### Task data
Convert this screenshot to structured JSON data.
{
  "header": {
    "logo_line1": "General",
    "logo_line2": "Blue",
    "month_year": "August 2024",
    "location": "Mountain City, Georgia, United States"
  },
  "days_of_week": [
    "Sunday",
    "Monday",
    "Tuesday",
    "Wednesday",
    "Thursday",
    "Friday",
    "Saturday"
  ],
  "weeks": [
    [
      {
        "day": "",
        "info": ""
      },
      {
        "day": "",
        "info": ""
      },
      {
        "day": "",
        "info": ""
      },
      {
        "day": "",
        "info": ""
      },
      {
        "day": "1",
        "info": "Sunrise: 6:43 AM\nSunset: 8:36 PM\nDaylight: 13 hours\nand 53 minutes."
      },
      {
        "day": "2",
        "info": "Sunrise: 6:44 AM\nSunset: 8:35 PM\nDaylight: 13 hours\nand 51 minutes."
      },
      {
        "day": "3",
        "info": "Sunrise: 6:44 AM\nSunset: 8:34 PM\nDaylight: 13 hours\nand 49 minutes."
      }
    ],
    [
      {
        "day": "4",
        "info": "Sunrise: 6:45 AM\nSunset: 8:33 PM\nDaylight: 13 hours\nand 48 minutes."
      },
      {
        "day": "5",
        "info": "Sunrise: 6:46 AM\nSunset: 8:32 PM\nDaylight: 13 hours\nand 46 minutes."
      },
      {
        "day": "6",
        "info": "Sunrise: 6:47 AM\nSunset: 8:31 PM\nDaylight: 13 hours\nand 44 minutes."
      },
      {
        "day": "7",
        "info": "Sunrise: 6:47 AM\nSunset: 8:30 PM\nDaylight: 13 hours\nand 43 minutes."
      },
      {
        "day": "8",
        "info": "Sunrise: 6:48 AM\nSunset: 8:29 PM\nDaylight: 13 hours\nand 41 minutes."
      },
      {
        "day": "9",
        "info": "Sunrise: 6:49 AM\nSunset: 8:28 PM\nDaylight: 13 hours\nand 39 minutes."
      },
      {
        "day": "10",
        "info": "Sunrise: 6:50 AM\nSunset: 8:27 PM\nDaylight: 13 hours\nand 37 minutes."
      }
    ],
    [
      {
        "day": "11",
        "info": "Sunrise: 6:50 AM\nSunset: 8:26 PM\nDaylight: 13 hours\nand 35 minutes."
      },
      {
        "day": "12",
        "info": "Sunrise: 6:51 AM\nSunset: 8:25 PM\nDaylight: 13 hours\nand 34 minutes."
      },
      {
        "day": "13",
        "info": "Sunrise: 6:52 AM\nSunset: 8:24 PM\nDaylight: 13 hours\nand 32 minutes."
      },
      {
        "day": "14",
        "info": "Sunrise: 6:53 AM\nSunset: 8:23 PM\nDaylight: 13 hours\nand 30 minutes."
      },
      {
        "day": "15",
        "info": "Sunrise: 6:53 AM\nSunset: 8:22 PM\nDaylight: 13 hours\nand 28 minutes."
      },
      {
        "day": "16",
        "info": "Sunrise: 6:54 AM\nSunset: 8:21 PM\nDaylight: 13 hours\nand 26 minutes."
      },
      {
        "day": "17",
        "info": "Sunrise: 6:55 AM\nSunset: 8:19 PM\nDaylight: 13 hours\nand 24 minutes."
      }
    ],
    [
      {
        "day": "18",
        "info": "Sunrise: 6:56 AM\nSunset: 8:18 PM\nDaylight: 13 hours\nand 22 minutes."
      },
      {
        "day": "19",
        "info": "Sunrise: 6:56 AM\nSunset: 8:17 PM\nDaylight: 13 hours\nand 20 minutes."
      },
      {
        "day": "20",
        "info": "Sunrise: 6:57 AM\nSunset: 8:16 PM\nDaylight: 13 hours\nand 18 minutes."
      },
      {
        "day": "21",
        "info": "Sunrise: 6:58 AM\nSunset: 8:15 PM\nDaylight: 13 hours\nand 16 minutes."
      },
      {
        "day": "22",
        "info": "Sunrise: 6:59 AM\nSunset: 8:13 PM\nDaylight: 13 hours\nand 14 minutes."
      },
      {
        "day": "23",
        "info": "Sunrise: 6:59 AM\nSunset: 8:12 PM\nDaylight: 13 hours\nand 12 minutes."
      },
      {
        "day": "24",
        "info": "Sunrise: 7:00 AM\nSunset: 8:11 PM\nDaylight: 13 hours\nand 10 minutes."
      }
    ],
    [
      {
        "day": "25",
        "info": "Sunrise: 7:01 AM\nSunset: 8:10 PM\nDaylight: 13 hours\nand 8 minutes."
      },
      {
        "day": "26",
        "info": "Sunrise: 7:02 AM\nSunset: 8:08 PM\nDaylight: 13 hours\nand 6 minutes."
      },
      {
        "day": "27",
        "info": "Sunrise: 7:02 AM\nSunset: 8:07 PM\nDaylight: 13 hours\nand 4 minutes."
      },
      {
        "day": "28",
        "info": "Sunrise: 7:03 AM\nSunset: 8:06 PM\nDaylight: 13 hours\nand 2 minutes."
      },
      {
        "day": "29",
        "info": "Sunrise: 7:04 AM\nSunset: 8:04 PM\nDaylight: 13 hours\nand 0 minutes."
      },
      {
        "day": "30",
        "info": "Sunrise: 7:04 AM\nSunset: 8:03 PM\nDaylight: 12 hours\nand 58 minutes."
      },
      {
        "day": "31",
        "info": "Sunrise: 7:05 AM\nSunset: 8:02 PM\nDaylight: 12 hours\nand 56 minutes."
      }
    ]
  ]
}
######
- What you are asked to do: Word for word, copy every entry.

- Completed task:
Convert this screenshot to structured JSON data.
{
  "header": {
    "logo_line1": "General",
    "logo_line2": "Blue",
    "month_year": "August 2024",
    "location": "Mountain City, Georgia, United States"
  },
  "days_of_week": [
    "Sunday",
    "Monday",
    "Tuesday",
    "Wednesday",
    "Thursday",
    "Friday",
    "Saturday"
  ],
  "weeks": [
    [
      {
        "day": "",
        "info": ""
      },
      {
        "day": "",
        "info": ""
      },
      {
        "day": "",
        "info": ""
      },
      {
        "day": "",
        "info": ""
      },
      {
        "day": "1",
        "info": "Sunrise: 6:43 AM\nSunset: 8:36 PM\nDaylight: 13 hours\nand 53 minutes."
      },
      {
        "day": "2",
        "info": "Sunrise: 6:44 AM\nSunset: 8:35 PM\nDaylight: 13 hours\nand 51 minutes."
      },
      {
        "day": "3",
        "info": "Sunrise: 6:44 AM\nSunset: 8:34 PM\nDaylight: 13 hours\nand 49 minutes."
      }
    ],
    [
      {
        "day": "4",
        "info": "Sunrise: 6:45 AM\nSunset: 8:33 PM\nDaylight: 13 hours\nand 48 minutes."
      },
      {
        "day": "5",
        "info": "Sunrise: 6:46 AM\nSunset: 8:32 PM\nDaylight: 13 hours\nand 46 minutes."
      },
      {
        "day": "6",
        "info": "Sunrise: 6:47 AM\nSunset: 8:31 PM\nDaylight: 13 hours\nand 44 minutes."
      },
      {
        "day": "7",
        "info": "Sunrise: 6:47 AM\nSunset: 8:30 PM\nDaylight: 13 hours\nand 43 minutes."
      },
      {
        "day": "8",
        "info": "Sunrise: 6:48 AM\nSunset: 8:29 PM\nDaylight: 13 hours\nand 41 minutes."
      },
      {
        "day": "9",
        "info": "Sunrise: 6:49 AM\nSunset: 8:28 PM\nDaylight: 13 hours\nand 39 minutes."
      },
      {
        "day": "10",
        "info": "Sunrise: 6:50 AM\nSunset: 8:27 PM\nDaylight: 13 hours\nand 37 minutes."
      }
    ],
    [
      {
        "day": "11",
        "info": "Sunrise: 6:50 AM\nSunset: 8:26 PM\nDaylight: 13 hours\nand 35 minutes."
      },
      {
        "day": "12",
        "info": "Sunrise: 6:51 AM\nSunset: 8:25 PM\nDaylight: 13 hours\nand 34 minutes."
      },
      {
        "day": "13",
        "info": "Sunrise: 6:52 AM\nSunset: 8:24 PM\nDaylight: 13 hours\nand 32 minutes."
      },
      {
        "day": "14",
        "info": "Sunrise: 6:53 AM\nSunset: 8:23 PM\nDaylight: 13 hours\nand 30 minutes."
      },
      {
        "day": "15",
        "info": "Sunrise: 6:53 AM\nSunset: 8:22 PM\nDaylight: 13 hours\nand 28 minutes."
      },
      {
        "day": "16",
        "info": "Sunrise: 6:54 AM\nSunset: 8:21 PM\nDaylight: 13 hours\nand 26 minutes."
      },
      {
        "day": "17",
        "info": "Sunrise: 6:55 AM\nSunset: 8:19 PM\nDaylight: 13 hours\nand 24 minutes."
      }
    ],
    [
      {
        "day": "18",
        "info": "Sunrise: 6:56 AM\nSunset: 8:18 PM\nDaylight: 13 hours\nand 22 minutes."
      },
      {
        "day": "19",
        "info": "Sunrise: 6:56 AM\nSunset: 8:17 PM\nDaylight: 13 hours\nand 20 minutes."
      },
      {
        "day": "20",
        "info": "Sunrise: 6:57 AM\nSunset: 8:16 PM\nDaylight: 13 hours\nand 18 minutes."
      },
      {
        "day": "21",
        "info": "Sunrise: 6:58 AM\nSunset: 8:15 PM\nDaylight: 13 hours\nand 16 minutes."
      },
      {
        "day": "22",
        "info": "Sunrise: 6:59 AM\nSunset: 8:13 PM\nDaylight: 13 hours\nand 14 minutes."
      },
      {
        "day": "23",
        "info": "Sunrise: 6:59 AM\nSunset: 8:12 PM\nDaylight: 13 hours\nand 12 minutes."
      },
      {
        "day": "24",
        "info": "Sunrise: 7:00 AM\nSunset: 8:11 PM\nDaylight: 13 hours\nand 10 minutes."
      }
    ],
    [
      {
        "day": "25",
        "info": "Sunrise: 7:01 AM\nSunset: 8:10 PM\nDaylight: 13 hours\nand 8 minutes."
      },
      {
        "day": "26",
        "info": "Sunrise: 7:02 AM\nSunset: 8:08 PM\nDaylight: 13 hours\nand 6 minutes."
      },
      {
        "day": "27",
        "info": "Sunrise: 7:02 AM\nSunset: 8:07 PM\nDaylight: 13 hours\nand 4 minutes."
      },
      {
        "day": "28",
        "info": "Sunrise: 7:03 AM\nSunset: 8:06 PM\nDaylight: 13 hours\nand 2 minutes."
      },
      {
        "day": "29",
        "info": "Sunrise: 7:04 AM\nSunset: 8:04 PM\nDaylight: 13 hours\nand 0 minutes."
      },
      {
        "day": "30",
        "info": "Sunrise: 7:04 AM\nSunset: 8:03 PM\nDaylight: 12 hours\nand 58 minutes."
      },
      {
        "day": "31",
        "info": "Sunrise: 7:05 AM\nSunset: 8:02 PM\nDaylight: 12 hours\nand 56 minutes."
      }
    ]
  ]
}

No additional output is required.